Did I Lose Weight?
Certainly not one of my reasons for walking a pilgrimage on the Camino de Santiago but I lost around 12 pounds the first time I walked.
Age Group on the Camino
The average age of pilgrims does tend to trend upwards. Let’s be serious, it is not a party and has less attraction to a younger generation. Most albergues have lights out around 10 pm and a lot of people are up and walking before 7 am. Most pilgrims are between the ages of 30 and 50. Though a huge amount of people walk the Camino in their retirement.
Cycling the Camino
Many pilgrims cycle the Camino de Santiago. If you take or hire a mountain bike you can travel the same paths as those walking the most of the Camino routes. Some parts get a little rocky and a few steep descents will need to be walked, but overall it is something that many do and I would love to cycle the Camino my next time.
Cycling is easy on the Camino Francés and the Via de la Plata, but much more difficult on the Camino Primitivo, the Camino del Norte, the Camino Ingles. The Le Puy route in France is almost impossible to cycle. But, these more difficult routes usually have a cycling route that runs parallel.
Do I Need a Camino Guidebook
I took a guidebook with me each time on the Camino. You do not need a guidebook or map for the route, as it is almost impossible to get lost due to the great waymarking. But, Camino Guide Books are helpful for the history, local sites, and places to stay.
A Short History of the Camino de Santiago
Legend says that Saint James was the disciple who was sent to the Ibearn peninsula to spread the word of Jesus. He traveled throughout Spain spreading the gospel of Christianity. He returned to Judaea after having a vision of the Virgin Mary on the banks of the Ebro River,(where he was beheaded in 44AD). This happened on the site where the Cathedral Basilica of Our Lady of the Pillar now stands in Zaragoza.
There are several legends explaining how his remains ended up in the Field of Stars, which is now Santiago de Compostela. One tells of St James being taken by his disciples to Iberia on a boat that crashed on the rocks. Angels intervened and encased his body in a stone shell and transported it to Santiago. Another legend says he sailed on a stone boat that was then dragged to where Santiago was built.
St James’ remains were discovered in the 9th century by a hermit called Pelayo after experiencing a revelation during a dream. It is said that Pelayo convinced the bishop of Iria to go and check, and they did after a three day fast. Being convinced that this was the remains of St James the bishop went to see the king. This led directly to the first small temple being built. It is worth noting that Santiago de Compostela sits on what was a Roman settlement.
King Alfonso II is considered to be the first pilgrim in 825. The Camino de Santiago pilgrimage grew slowly and steadily from this point. The pilgrimage route was popular in the 10th, 11th, and 12th centuries and then slowly declined in popularity. Along the Camino de Santiago, St James is depicted as a pilgrim and often as Santiago Matamoros the warrior and Moor slayer.

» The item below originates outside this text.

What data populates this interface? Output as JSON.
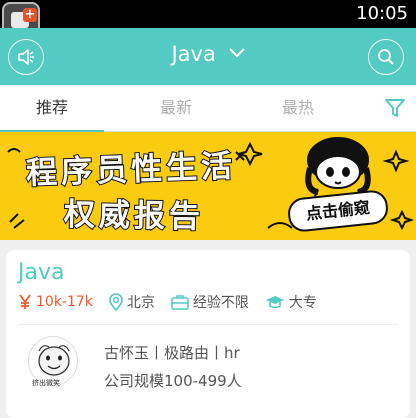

By the 20th century, almost no one was walking any of the Camino de Santiago routes. Then in the late 1970s and early 1980s, the routes became of interest to a few. They wrote about their pilgrimage to Santiago de Compostela and mapped the routes again. This trickle of pilgrims has become a steady river of more than 100,000 per year.
In the 21st century, the idea of a pilgrimage is perhaps quaint. However, the exertion of walking for a month and being disconnected from modern devices is immensely liberating. Another interesting read is who was Santiago?